● **TASK TO COMPLETE**:
Check every line below for the string "label". Copy the ones that have it.

● **EXTRACTED ENTRIES**:
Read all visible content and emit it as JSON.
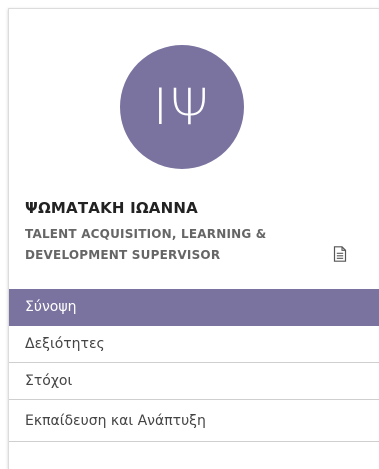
{
  "profile": {
    "avatar_initials": "ΙΨ",
    "name": "ΨΩΜΑΤΑΚΗ ΙΩΑΝΝΑ",
    "job_title_line1": "TALENT ACQUISITION, LEARNING &",
    "job_title_line2": "DEVELOPMENT SUPERVISOR"
  },
  "icons": {
    "document": "document-icon"
  },
  "colors": {
    "accent": "#7a729f"
  },
  "nav": {
    "items": [
      {
        "label": "Σύνοψη",
        "active": true
      },
      {
        "label": "Δεξιότητες",
        "active": false
      },
      {
        "label": "Στόχοι",
        "active": false
      },
      {
        "label": "Εκπαίδευση και Ανάπτυξη",
        "active": false
      }
    ]
  }
}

● **WRITTEN ANSWER**:
        "label": "Σύνοψη",
        "label": "Δεξιότητες",
        "label": "Στόχοι",
        "label": "Εκπαίδευση και Ανάπτυξη",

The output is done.